by Kevin Harney
Prayer always resides in the very center of effective evangelism. Jesus Himself said, “Ask the Lord of the harvest to send out workers into his harvest field.”
Interestingly, our Savior emphasized the need for us to pray for ourselves, and other believers. One of the most important focal points of our prayers should be, “Lord, send me and other Christians into the world with fresh grace and boldness as we share the message of Jesus.”
With this in mind, every follower of Jesus should learn to ask this question with frequency and sensitivity: “May I pray for you?”
In particular, we should be asking this question of people who are not yet followers of Jesus. Many Christians are nervous to ask if they can pray for (or with) people who do not name Jesus as the Savior and leader of their life.
I have discovered, over and over, that almost every human being is open to being prayed for. If they are going through a time of great joy or deep sorrow, most people would love to have someone support them in prayer.
My mother was an intellectual who resisted faith and claimed no relationship with Jesus. We sat on the couch in her living room talking about my dad. They were in their fifth decade of marriage and she was going through some fairly normal relational challenges, but she was concerned.
After listening to the struggles they were facing, I looked in my mom’s eyes and asked, “Mom, can I take a moment right now and have a prayer for you and dad?”
I did not know how she would respond. She paused, pondered, and finally said, “I think that would be nice.” I finished the prayer and closed by asking, in the name of Jesus, for God’s hand and leading on my parents’ marriage. I looked at my mother and was surprised that she had tears in her eyes.
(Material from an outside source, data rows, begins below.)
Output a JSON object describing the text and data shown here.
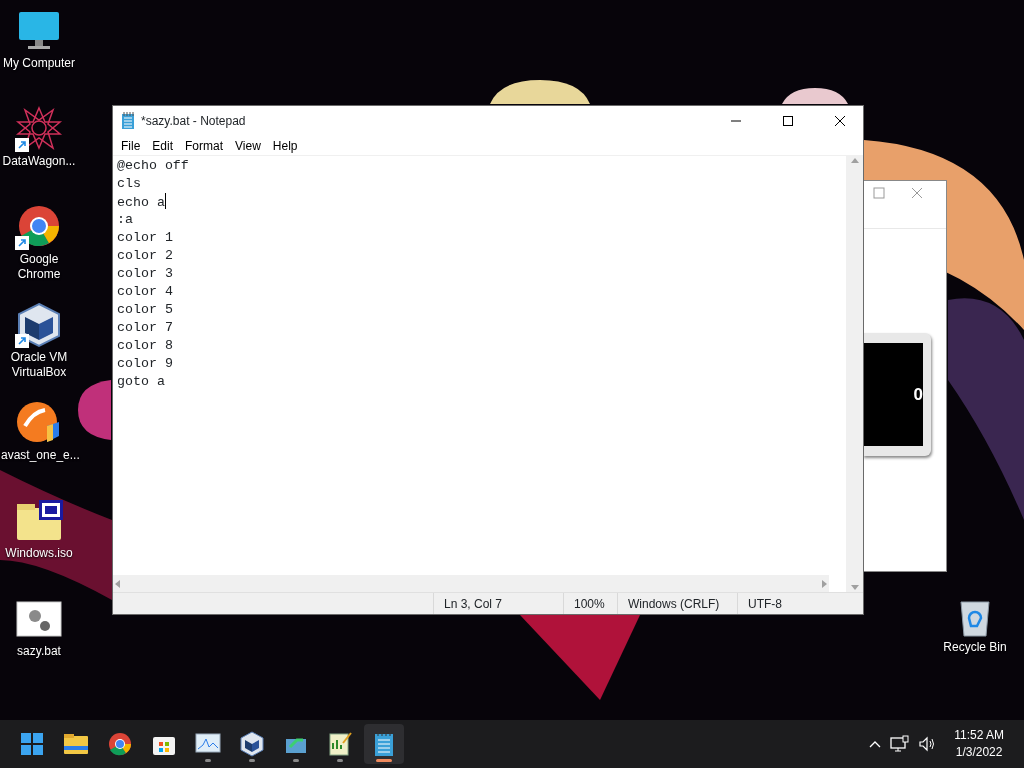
{
  "desktop_icons": [
    {
      "kind": "monitor",
      "label": "My Computer",
      "shortcut": false
    },
    {
      "kind": "star",
      "label": "DataWagon...",
      "shortcut": true
    },
    {
      "kind": "chrome",
      "label": "Google Chrome",
      "shortcut": true
    },
    {
      "kind": "vbox",
      "label": "Oracle VM VirtualBox",
      "shortcut": true
    },
    {
      "kind": "avast",
      "label": "avast_one_e...",
      "shortcut": false
    },
    {
      "kind": "iso",
      "label": "Windows.iso",
      "shortcut": false
    },
    {
      "kind": "bat",
      "label": "sazy.bat",
      "shortcut": false
    }
  ],
  "recycle_bin": {
    "label": "Recycle Bin"
  },
  "back_window": {
    "panel_text": "0"
  },
  "notepad": {
    "title": "*sazy.bat - Notepad",
    "menu": [
      "File",
      "Edit",
      "Format",
      "View",
      "Help"
    ],
    "lines": [
      {
        "text": "@echo off",
        "cursor": false
      },
      {
        "text": "cls",
        "cursor": false
      },
      {
        "text": "echo a",
        "cursor": true
      },
      {
        "text": ":a",
        "cursor": false
      },
      {
        "text": "color 1",
        "cursor": false
      },
      {
        "text": "color 2",
        "cursor": false
      },
      {
        "text": "color 3",
        "cursor": false
      },
      {
        "text": "color 4",
        "cursor": false
      },
      {
        "text": "color 5",
        "cursor": false
      },
      {
        "text": "color 7",
        "cursor": false
      },
      {
        "text": "color 8",
        "cursor": false
      },
      {
        "text": "color 9",
        "cursor": false
      },
      {
        "text": "goto a",
        "cursor": false
      }
    ],
    "status_bar": [
      "Ln 3, Col 7",
      "100%",
      "Windows (CRLF)",
      "UTF-8"
    ]
  },
  "taskbar": {
    "apps": [
      {
        "kind": "start",
        "running": false,
        "selected": false
      },
      {
        "kind": "folder",
        "running": false,
        "selected": false
      },
      {
        "kind": "chrome",
        "running": false,
        "selected": false
      },
      {
        "kind": "store",
        "running": false,
        "selected": false
      },
      {
        "kind": "monitor-chart",
        "running": true,
        "selected": false
      },
      {
        "kind": "vbox",
        "running": true,
        "selected": false
      },
      {
        "kind": "transfer",
        "running": true,
        "selected": false
      },
      {
        "kind": "notes",
        "running": true,
        "selected": false
      },
      {
        "kind": "notepad",
        "running": true,
        "selected": true
      }
    ],
    "time": "11:52 AM",
    "date": "1/3/2022"
  }
}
I was sure that she felt the presence of God’s Holy Spirit, even if she did not know how to name or explain it. This was one of dozens of times I prayed with my mom through the years.
Esther was one of three adult daughters who works at a family-owned Italian restaurant near my office. She was always kind and very curious about my faith. She had family history with church, but was not practicing her family faith in any serious way.
As I sat for lunch, Esther took my order and seemed unrushed, so I said what I often do, “When my food comes, I will be saying a prayer and I would be honored to include you if you have any needs or joys. No pressure, but I would love to pray for you if you are comfortable with that.”
Esther quickly told me about her pregnancy and asked me to pray for her unborn son. She even told me his name. To put things in context, Esther was about nine and a half months pregnant, so there was no mystery about her upcoming delivery. When she brought the food to my table, she lingered, waiting to be part of the prayer.
As a matter of fact, she stood very near the table and slid her belly (and baby) onto the table right in front of me. I wondered if she was looking for me to place a hand on her stomach, but I refrained. I lifted up a prayer for my meal, for her family’s business, and for Esther’s baby boy. In the coming months, whenever I dined at that same Italian restaurant, Esther would show me pictures of her boy and would let me pray for her family. This also opened the door for many spiritual conversations.
Gretchen sat next to me on an international flight to London and began talking right away. I was tired, but she was up for a chat and seemed to have a lot of energy and passion about her work and life mission. Gretchen was an atheistic, humanistic communalist who ran a camp in Berlin, Germany. The focus of this camp was gathering high school age young people together for a week in an effort to help them resist the dangers and lures of Christianity.
Over the next hour and a half, I asked many questions and listened with great interest. I had never met anyone quite like this 25-year-old woman. When she finally asked me what I do for a living and I shared my story, she was shocked and amazed.
We ended up having a wonderful conversation and before we landed I asked her the simple question, “Gretchen, would it be OK if I said a prayer for you right now?” She was curious and very open. I don’t think anyone had ever asked her this before. I prayed for God’s love and presence to shine in her life and for Jesus to show her His presence. I also gave her a couple of books and we exchanged contact information. She even offered her home to me, my wife, and our sons if we were ever in Berlin.
There are all kinds of ways Christians should pray as we engage in outreach. I believe one of the most important and powerful ways to pray is actually praying with non-believers. As we do this, God shows up, the Spirit moves, and hearts become tender. The next time you are with someone who does not have a relationship with Jesus, don’t be shy to ask, “May I pray with you right now?”
If the person says yes, lift up a prayer with grace and passion.
Kevin Harney (@KevinGHarney) is a local church pastor, author, and international speaker. He is the founder and visionary leader of Organic Outreach Ministries International. Kevin is the author of the Organic Outreach series of books (with his wife Sherry), and many other books and studies. He trains movement leaders in how to transform the culture of an organization from being inwardly focused to evangelistic on every level.